Search the data below for lines that include the word "stars" and state how many there are, nothing else.

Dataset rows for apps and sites
◆ ◆ ◆ ◆

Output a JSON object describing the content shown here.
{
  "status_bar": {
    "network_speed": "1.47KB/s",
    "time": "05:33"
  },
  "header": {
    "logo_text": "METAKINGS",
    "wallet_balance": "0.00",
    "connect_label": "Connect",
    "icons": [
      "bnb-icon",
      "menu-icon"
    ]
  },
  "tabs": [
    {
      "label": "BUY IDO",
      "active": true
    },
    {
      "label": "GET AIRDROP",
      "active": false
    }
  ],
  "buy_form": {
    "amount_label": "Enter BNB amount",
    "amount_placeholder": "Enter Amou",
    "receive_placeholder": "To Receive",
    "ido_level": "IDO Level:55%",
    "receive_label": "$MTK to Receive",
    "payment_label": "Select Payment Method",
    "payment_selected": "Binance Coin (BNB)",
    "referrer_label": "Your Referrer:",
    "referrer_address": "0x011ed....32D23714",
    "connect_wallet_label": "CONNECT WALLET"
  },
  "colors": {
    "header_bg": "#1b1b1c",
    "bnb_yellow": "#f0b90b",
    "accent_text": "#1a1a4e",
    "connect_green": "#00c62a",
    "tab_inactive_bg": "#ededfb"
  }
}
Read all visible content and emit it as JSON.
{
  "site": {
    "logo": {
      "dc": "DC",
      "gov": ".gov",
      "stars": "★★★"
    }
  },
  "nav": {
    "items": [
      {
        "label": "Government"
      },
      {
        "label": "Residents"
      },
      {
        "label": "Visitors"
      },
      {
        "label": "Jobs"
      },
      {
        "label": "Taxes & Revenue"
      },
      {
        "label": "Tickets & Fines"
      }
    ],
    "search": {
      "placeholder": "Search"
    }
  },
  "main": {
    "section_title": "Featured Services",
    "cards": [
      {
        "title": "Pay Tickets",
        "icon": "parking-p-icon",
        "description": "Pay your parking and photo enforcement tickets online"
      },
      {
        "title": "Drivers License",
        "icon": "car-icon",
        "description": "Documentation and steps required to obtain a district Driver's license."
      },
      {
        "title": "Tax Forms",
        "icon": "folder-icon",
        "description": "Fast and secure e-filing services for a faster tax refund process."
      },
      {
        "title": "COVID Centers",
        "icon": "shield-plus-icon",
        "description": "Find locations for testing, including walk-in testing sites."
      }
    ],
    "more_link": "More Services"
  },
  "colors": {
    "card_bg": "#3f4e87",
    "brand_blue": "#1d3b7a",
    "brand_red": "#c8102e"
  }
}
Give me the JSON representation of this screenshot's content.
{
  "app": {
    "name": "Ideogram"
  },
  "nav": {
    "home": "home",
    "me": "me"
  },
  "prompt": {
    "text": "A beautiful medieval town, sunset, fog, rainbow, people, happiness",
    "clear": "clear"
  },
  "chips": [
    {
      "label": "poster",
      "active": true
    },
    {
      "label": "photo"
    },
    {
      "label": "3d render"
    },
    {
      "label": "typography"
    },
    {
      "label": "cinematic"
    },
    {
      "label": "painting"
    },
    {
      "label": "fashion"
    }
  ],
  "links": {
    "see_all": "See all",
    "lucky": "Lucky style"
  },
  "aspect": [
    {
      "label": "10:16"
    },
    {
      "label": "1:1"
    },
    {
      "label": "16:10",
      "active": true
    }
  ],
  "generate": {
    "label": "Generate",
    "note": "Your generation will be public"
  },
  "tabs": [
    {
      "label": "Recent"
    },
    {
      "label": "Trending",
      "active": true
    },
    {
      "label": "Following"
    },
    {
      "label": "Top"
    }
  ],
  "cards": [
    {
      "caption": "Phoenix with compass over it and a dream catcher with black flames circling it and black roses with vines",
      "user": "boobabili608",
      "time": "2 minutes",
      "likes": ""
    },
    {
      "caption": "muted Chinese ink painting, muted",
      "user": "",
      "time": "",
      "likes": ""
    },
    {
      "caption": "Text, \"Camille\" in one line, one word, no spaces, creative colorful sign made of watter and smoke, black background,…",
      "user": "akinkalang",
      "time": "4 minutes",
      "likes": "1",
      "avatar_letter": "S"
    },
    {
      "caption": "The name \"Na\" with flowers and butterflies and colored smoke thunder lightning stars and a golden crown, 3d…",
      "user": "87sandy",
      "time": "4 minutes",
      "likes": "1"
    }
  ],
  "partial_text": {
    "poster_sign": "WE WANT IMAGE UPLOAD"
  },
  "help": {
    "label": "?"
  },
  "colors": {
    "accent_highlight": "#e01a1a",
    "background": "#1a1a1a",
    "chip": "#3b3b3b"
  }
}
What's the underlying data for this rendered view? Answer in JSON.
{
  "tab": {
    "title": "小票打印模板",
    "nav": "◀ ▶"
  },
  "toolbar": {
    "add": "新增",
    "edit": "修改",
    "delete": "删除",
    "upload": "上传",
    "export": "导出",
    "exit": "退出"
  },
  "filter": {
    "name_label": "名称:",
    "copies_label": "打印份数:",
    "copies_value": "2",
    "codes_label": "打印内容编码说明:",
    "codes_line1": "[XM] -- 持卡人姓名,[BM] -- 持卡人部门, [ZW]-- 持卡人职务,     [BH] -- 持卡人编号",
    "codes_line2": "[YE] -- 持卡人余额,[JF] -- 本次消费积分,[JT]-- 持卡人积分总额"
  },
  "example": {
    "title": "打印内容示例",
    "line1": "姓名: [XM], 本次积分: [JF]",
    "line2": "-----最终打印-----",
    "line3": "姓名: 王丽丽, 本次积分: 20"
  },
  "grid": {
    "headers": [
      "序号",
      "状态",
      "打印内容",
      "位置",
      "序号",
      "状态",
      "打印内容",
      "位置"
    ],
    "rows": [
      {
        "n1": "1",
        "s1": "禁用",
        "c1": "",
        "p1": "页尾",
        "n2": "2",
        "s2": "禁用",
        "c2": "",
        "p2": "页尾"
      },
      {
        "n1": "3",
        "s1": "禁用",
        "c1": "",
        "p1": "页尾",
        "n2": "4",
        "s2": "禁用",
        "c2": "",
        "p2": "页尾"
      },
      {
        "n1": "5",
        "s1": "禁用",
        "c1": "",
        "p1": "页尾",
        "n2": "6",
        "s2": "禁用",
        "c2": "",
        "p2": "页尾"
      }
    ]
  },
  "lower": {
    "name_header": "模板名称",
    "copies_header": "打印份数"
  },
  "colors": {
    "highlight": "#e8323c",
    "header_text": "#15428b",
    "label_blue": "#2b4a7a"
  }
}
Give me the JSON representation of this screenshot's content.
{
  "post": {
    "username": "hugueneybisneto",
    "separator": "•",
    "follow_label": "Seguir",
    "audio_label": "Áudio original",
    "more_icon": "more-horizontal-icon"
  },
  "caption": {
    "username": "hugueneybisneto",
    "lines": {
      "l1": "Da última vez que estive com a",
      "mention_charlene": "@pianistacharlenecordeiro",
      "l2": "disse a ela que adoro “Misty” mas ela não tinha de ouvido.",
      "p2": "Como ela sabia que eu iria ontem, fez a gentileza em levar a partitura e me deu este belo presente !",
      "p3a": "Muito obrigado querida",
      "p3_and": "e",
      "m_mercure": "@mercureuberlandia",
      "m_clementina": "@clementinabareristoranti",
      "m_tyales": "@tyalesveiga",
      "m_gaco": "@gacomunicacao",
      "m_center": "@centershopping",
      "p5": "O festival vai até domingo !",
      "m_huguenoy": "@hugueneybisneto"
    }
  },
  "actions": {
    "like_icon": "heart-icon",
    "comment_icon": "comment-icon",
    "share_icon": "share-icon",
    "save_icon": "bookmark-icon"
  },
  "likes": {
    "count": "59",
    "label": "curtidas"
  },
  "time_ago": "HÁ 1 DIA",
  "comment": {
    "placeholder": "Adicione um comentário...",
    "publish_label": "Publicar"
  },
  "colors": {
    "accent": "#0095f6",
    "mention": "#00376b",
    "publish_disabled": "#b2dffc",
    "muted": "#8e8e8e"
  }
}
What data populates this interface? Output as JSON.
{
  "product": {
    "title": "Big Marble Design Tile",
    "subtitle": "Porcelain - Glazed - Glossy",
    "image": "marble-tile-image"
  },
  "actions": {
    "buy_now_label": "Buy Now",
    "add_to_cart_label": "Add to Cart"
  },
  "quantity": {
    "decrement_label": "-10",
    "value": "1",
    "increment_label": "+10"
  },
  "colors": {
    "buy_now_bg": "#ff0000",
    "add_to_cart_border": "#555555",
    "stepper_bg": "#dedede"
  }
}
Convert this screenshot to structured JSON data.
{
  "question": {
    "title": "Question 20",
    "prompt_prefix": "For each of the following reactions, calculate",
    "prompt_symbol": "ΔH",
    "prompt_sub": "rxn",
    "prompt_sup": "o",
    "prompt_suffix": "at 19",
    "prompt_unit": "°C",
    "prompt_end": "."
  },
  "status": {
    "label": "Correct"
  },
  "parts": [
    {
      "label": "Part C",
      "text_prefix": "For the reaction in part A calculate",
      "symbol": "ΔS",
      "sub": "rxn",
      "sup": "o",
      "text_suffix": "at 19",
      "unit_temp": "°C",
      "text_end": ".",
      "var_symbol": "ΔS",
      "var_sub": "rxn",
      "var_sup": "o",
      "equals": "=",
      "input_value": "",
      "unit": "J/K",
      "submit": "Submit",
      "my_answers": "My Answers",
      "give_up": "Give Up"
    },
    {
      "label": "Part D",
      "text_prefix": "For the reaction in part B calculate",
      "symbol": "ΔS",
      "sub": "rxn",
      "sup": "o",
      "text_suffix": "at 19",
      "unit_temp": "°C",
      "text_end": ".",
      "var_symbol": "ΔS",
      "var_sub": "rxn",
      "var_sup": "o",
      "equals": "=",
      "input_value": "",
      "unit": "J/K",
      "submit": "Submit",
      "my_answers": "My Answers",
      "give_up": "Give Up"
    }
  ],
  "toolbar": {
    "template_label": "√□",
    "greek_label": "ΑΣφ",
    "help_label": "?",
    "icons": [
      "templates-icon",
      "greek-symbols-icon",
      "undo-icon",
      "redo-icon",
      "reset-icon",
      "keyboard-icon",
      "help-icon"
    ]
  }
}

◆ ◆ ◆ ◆

• Completed exercise:
2